Niall: Yeah.

Joe: So they're actually creating a situation that is potentially very negative for the Jews by discriminating against and censoring the speech of non-Jewish people in the name of the Jews, invoking the name of the Jews. "We're doing this to protect the Jews. You have to shut the hell up and not say anything, regardless of what it is, about Israel unless it's positive. But you cannot say anything negative about Israel. You cannot support the Palestinians or you will be slandered and defamed in the name of the Jews." That's just such a bad idea.

Niall: And it has been broadened in many other venues too. If you use the term globalist, if you talk about banks and banking, the banking crisis of 2008. Donald Trump in his later speeches probably written by Bannon as he came close to the election in 2016, was being accused of anti-Semitism, of bringing up the old tropes when he talked about globalist banks and so on.

Funnily, the origins of how Jeremy Corbyn got to this point of being the vile anti-Semite are interesting as well. He had just put forward his name in July 2015, when one of the first hints of it came. The Channel 4 BBC put him to the question and the question was over his past support for Hezbollah and Hamas. They didn't mention Jews, Israel or anti-Semitism yet but laid the groundwork for a month later during the actual election itself of labour party candidates, the Jewish Chronicle, which is a London-based newspaper whose readership is tiny, primarily Jews and has been a printed paper in London since 1840 or something, it's old, that first accused Jeremy Corbyn of anti-Semitism and it has completely snowballed from there.

Maybe not quite snowballed but it's come in waves. But it's a mania in the UK at the moment where it's daily, non-stop. You're not supposed to talk about it. You're not supposed to think about it. What they'd like you to do is what Meghan McCain did last week - just...

Joe: Cry about it.

Niall: ...yield to pure emotional thinking and just start blubbering.

Joe: That was fake basically and she did it for her own personal interests. She has no concern for the Jews or about anti-Semitism. She's an example of the power of the Israeli lobby where she expects to get some support or privileges from doing that, from abasing herself at the altar of the Israeli lobby.

Niall: What about Donald Trump then?

Joe: Well he's doing the same thing. Sheldon Adelson, super uber Jewish or pro-Israeli, due to give him $25 million for his campaign.

I think we'll leave it there for this folks. I think that's about all we can say really, about the Israeli lobby and the current brouhaha over anti-Semitism and the democratic party. I don't think there's much more to say about it that would make much sense. It is what it is. It's a will to personal power and influence within the west at a time when things are faltering, I suppose, on the global stage on a global scale. It's kind of like musical chairs I suppose, people grasping for as much power as they possibly can desperately as they feel it slipping away from their grasp.

Niall: And everyone's narratives, as you said to me earlier, everyone's getting hoisted on their own petards by getting caught up.

Joe: Right.

Niall: "Now you're infringing diversity.

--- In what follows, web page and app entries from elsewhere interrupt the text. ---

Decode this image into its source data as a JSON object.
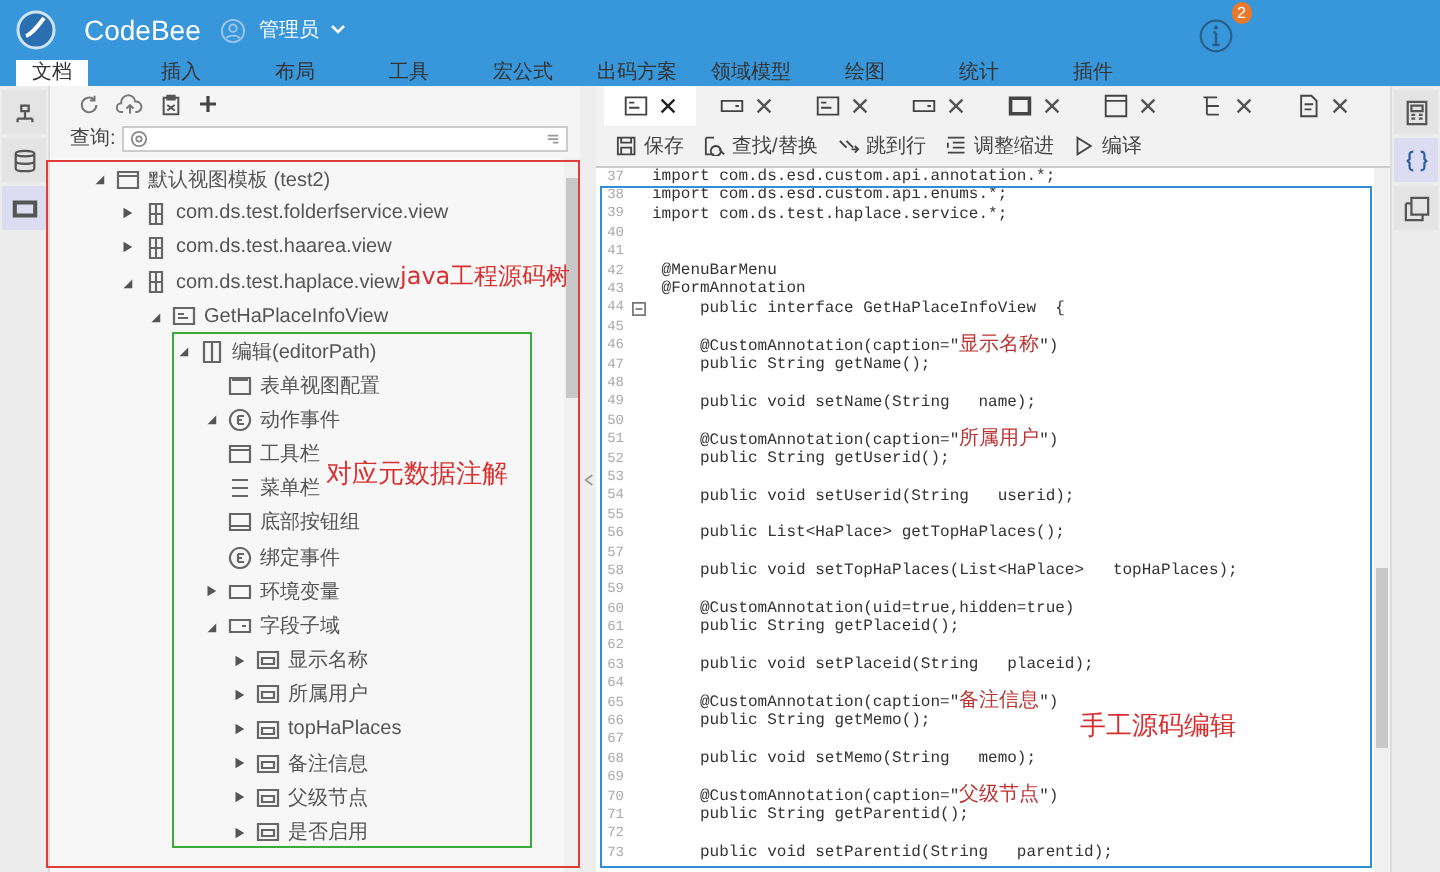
{
  "header": {
    "app_name": "CodeBee",
    "user": "管理员",
    "notification_count": "2"
  },
  "menu_tabs": [
    {
      "label": "文档",
      "selected": true
    },
    {
      "label": "插入",
      "selected": false
    },
    {
      "label": "布局",
      "selected": false
    },
    {
      "label": "工具",
      "selected": false
    },
    {
      "label": "宏公式",
      "selected": false
    },
    {
      "label": "出码方案",
      "selected": false
    },
    {
      "label": "领域模型",
      "selected": false
    },
    {
      "label": "绘图",
      "selected": false
    },
    {
      "label": "统计",
      "selected": false
    },
    {
      "label": "插件",
      "selected": false
    }
  ],
  "left_rail": [
    {
      "kind": "tree",
      "selected": false
    },
    {
      "kind": "database",
      "selected": false
    },
    {
      "kind": "window",
      "selected": true
    }
  ],
  "search": {
    "label": "查询:"
  },
  "tree": [
    {
      "label": "默认视图模板 (test2)",
      "kind": "template",
      "expanded": true,
      "children": [
        {
          "label": "com.ds.test.folderfservice.view",
          "kind": "package",
          "expanded": false
        },
        {
          "label": "com.ds.test.haarea.view",
          "kind": "package",
          "expanded": false
        },
        {
          "label": "com.ds.test.haplace.view",
          "kind": "package",
          "expanded": true,
          "children": [
            {
              "label": "GetHaPlaceInfoView",
              "kind": "view",
              "expanded": true,
              "children": [
                {
                  "label": "编辑(editorPath)",
                  "kind": "editor",
                  "expanded": true,
                  "children": [
                    {
                      "label": "表单视图配置",
                      "kind": "form"
                    },
                    {
                      "label": "动作事件",
                      "kind": "event",
                      "expanded": true
                    },
                    {
                      "label": "工具栏",
                      "kind": "toolbar"
                    },
                    {
                      "label": "菜单栏",
                      "kind": "menubar"
                    },
                    {
                      "label": "底部按钮组",
                      "kind": "buttonbar"
                    },
                    {
                      "label": "绑定事件",
                      "kind": "event"
                    },
                    {
                      "label": "环境变量",
                      "kind": "envvar",
                      "expanded": false
                    },
                    {
                      "label": "字段子域",
                      "kind": "fieldset",
                      "expanded": true,
                      "children": [
                        {
                          "label": "显示名称",
                          "kind": "field",
                          "expanded": false
                        },
                        {
                          "label": "所属用户",
                          "kind": "field",
                          "expanded": false
                        },
                        {
                          "label": "topHaPlaces",
                          "kind": "field",
                          "expanded": false
                        },
                        {
                          "label": "备注信息",
                          "kind": "field",
                          "expanded": false
                        },
                        {
                          "label": "父级节点",
                          "kind": "field",
                          "expanded": false
                        },
                        {
                          "label": "是否启用",
                          "kind": "field",
                          "expanded": false
                        }
                      ]
                    }
                  ]
                }
              ]
            }
          ]
        }
      ]
    }
  ],
  "editor_tabs": [
    {
      "kind": "form",
      "selected": true
    },
    {
      "kind": "field",
      "selected": false
    },
    {
      "kind": "form",
      "selected": false
    },
    {
      "kind": "field",
      "selected": false
    },
    {
      "kind": "panel",
      "selected": false
    },
    {
      "kind": "window",
      "selected": false
    },
    {
      "kind": "tree",
      "selected": false
    },
    {
      "kind": "document",
      "selected": false
    }
  ],
  "editor_toolbar": [
    {
      "label": "保存",
      "kind": "save"
    },
    {
      "label": "查找/替换",
      "kind": "find"
    },
    {
      "label": "跳到行",
      "kind": "goto"
    },
    {
      "label": "调整缩进",
      "kind": "indent"
    },
    {
      "label": "编译",
      "kind": "run"
    }
  ],
  "code_lines": [
    {
      "number": "37",
      "text": "import com.ds.esd.custom.api.annotation.*;",
      "fold": false
    },
    {
      "number": "38",
      "text": "import com.ds.esd.custom.api.enums.*;",
      "fold": false
    },
    {
      "number": "39",
      "text": "import com.ds.test.haplace.service.*;",
      "fold": false
    },
    {
      "number": "40",
      "fold": false
    },
    {
      "number": "41",
      "fold": false
    },
    {
      "number": "42",
      "text": " @MenuBarMenu",
      "fold": false
    },
    {
      "number": "43",
      "text": " @FormAnnotation",
      "fold": false
    },
    {
      "number": "44",
      "text": "     public interface GetHaPlaceInfoView  {",
      "fold": true
    },
    {
      "number": "45",
      "fold": false
    },
    {
      "number": "46",
      "text": "     @CustomAnnotation(caption=\"显示名称\")",
      "fold": false
    },
    {
      "number": "47",
      "text": "     public String getName();",
      "fold": false
    },
    {
      "number": "48",
      "fold": false
    },
    {
      "number": "49",
      "text": "     public void setName(String   name);",
      "fold": false
    },
    {
      "number": "50",
      "fold": false
    },
    {
      "number": "51",
      "text": "     @CustomAnnotation(caption=\"所属用户\")",
      "fold": false
    },
    {
      "number": "52",
      "text": "     public String getUserid();",
      "fold": false
    },
    {
      "number": "53",
      "fold": false
    },
    {
      "number": "54",
      "text": "     public void setUserid(String   userid);",
      "fold": false
    },
    {
      "number": "55",
      "fold": false
    },
    {
      "number": "56",
      "text": "     public List<HaPlace> getTopHaPlaces();",
      "fold": false
    },
    {
      "number": "57",
      "fold": false
    },
    {
      "number": "58",
      "text": "     public void setTopHaPlaces(List<HaPlace>   topHaPlaces);",
      "fold": false
    },
    {
      "number": "59",
      "fold": false
    },
    {
      "number": "60",
      "text": "     @CustomAnnotation(uid=true,hidden=true)",
      "fold": false
    },
    {
      "number": "61",
      "text": "     public String getPlaceid();",
      "fold": false
    },
    {
      "number": "62",
      "fold": false
    },
    {
      "number": "63",
      "text": "     public void setPlaceid(String   placeid);",
      "fold": false
    },
    {
      "number": "64",
      "fold": false
    },
    {
      "number": "65",
      "text": "     @CustomAnnotation(caption=\"备注信息\")",
      "fold": false
    },
    {
      "number": "66",
      "text": "     public String getMemo();",
      "fold": false
    },
    {
      "number": "67",
      "fold": false
    },
    {
      "number": "68",
      "text": "     public void setMemo(String   memo);",
      "fold": false
    },
    {
      "number": "69",
      "fold": false
    },
    {
      "number": "70",
      "text": "     @CustomAnnotation(caption=\"父级节点\")",
      "fold": false
    },
    {
      "number": "71",
      "text": "     public String getParentid();",
      "fold": false
    },
    {
      "number": "72",
      "fold": false
    },
    {
      "number": "73",
      "text": "     public void setParentid(String   parentid);",
      "fold": false
    }
  ],
  "right_rail": [
    {
      "kind": "calculator",
      "selected": false
    },
    {
      "kind": "braces",
      "selected": true
    },
    {
      "kind": "copy",
      "selected": false
    }
  ],
  "annotations": [
    {
      "kind": "tree",
      "label": "java工程源码树",
      "color": "#e03c3c"
    },
    {
      "kind": "metadata",
      "label": "对应元数据注解",
      "color": "#3cab3c"
    },
    {
      "kind": "editor",
      "label": "手工源码编辑",
      "color": "#2f8fd8"
    }
  ]
}
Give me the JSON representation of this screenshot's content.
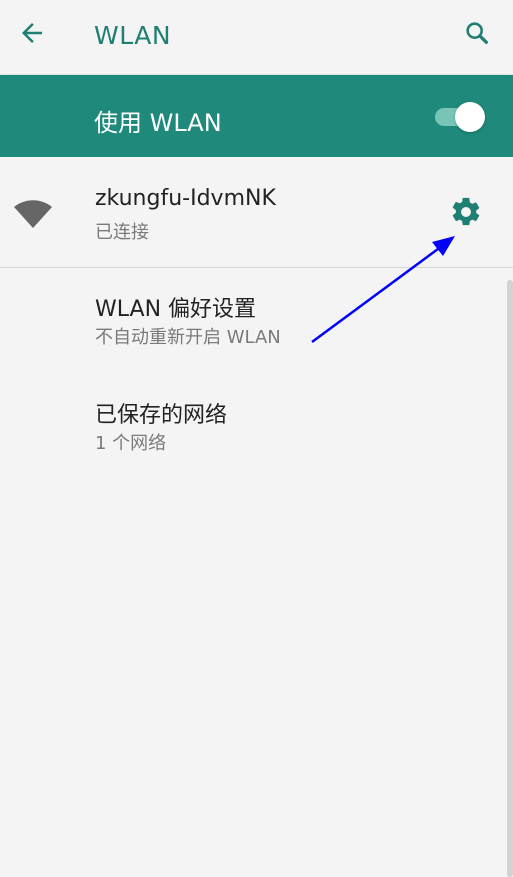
{
  "header": {
    "title": "WLAN",
    "back_icon": "back-arrow-icon",
    "search_icon": "search-icon"
  },
  "wlan_toggle": {
    "label": "使用 WLAN",
    "state": "on"
  },
  "connected_network": {
    "name": "zkungfu-IdvmNK",
    "status": "已连接",
    "icon": "wifi-signal-icon",
    "settings_icon": "gear-icon"
  },
  "preferences": {
    "title": "WLAN 偏好设置",
    "subtitle": "不自动重新开启 WLAN"
  },
  "saved_networks": {
    "title": "已保存的网络",
    "subtitle": "1 个网络"
  },
  "colors": {
    "teal": "#1f8a7b",
    "teal_text": "#1f7f72",
    "background": "#f4f4f4",
    "switch_track": "#78c5b8",
    "annotation_arrow": "#0000ff"
  }
}
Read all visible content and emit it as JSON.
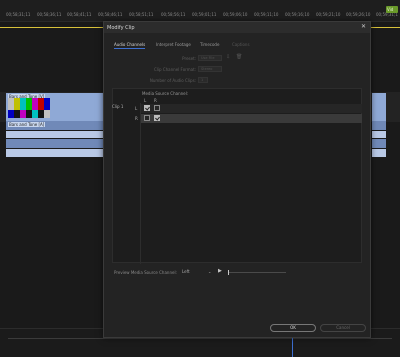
{
  "timeline": {
    "timecodes": [
      "00;58;31;11",
      "00;58;36;11",
      "00;58;41;11",
      "00;58;46;11",
      "00;58;51;11",
      "00;58;56;11",
      "00;59;01;11",
      "00;59;06;10",
      "00;59;11;10",
      "00;59;16;10",
      "00;59;21;10",
      "00;59;26;10",
      "00;59;31;1"
    ],
    "playhead_label": "Vid",
    "clip_label": "Bars and Tone [V]",
    "audio_clip_label": "Bars and Tone [A]",
    "colors": {
      "clip": "#8fa9d6",
      "playhead_line": "#d8c23a",
      "accent": "#3d6fd1"
    }
  },
  "dialog": {
    "title": "Modify Clip",
    "close_icon": "close-icon",
    "tabs": [
      {
        "label": "Audio Channels",
        "state": "active"
      },
      {
        "label": "Interpret Footage",
        "state": "normal"
      },
      {
        "label": "Timecode",
        "state": "normal"
      },
      {
        "label": "Captions",
        "state": "disabled"
      }
    ],
    "form": {
      "preset_label": "Preset:",
      "preset_value": "Use File",
      "format_label": "Clip Channel Format:",
      "format_value": "Stereo",
      "count_label": "Number of Audio Clips:",
      "count_value": "1"
    },
    "channels": {
      "header": "Media Source Channel:",
      "col_left": "L",
      "col_right": "R",
      "clip_label": "Clip 1",
      "rows": [
        {
          "label": "L",
          "left_checked": true,
          "right_checked": false
        },
        {
          "label": "R",
          "left_checked": false,
          "right_checked": true
        }
      ]
    },
    "preview": {
      "label": "Preview Media Source Channel:",
      "value": "Left",
      "play_icon": "play-icon"
    },
    "buttons": {
      "ok": "OK",
      "cancel": "Cancel"
    }
  }
}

Now you're infringing anti-Semitism."

Joe: Absolutely.

Niall: Mayhem.

Joe: And it will probably only get worse and more confusing and more of a farce really and we'll try to continue making sense of it as we go ahead. If you like this video, like, subscribe and hit the notification bell. We'll be back next week or soon enough with another video on another topic. Until then, have a good evening.

Niall: Thanks for watching. Bye.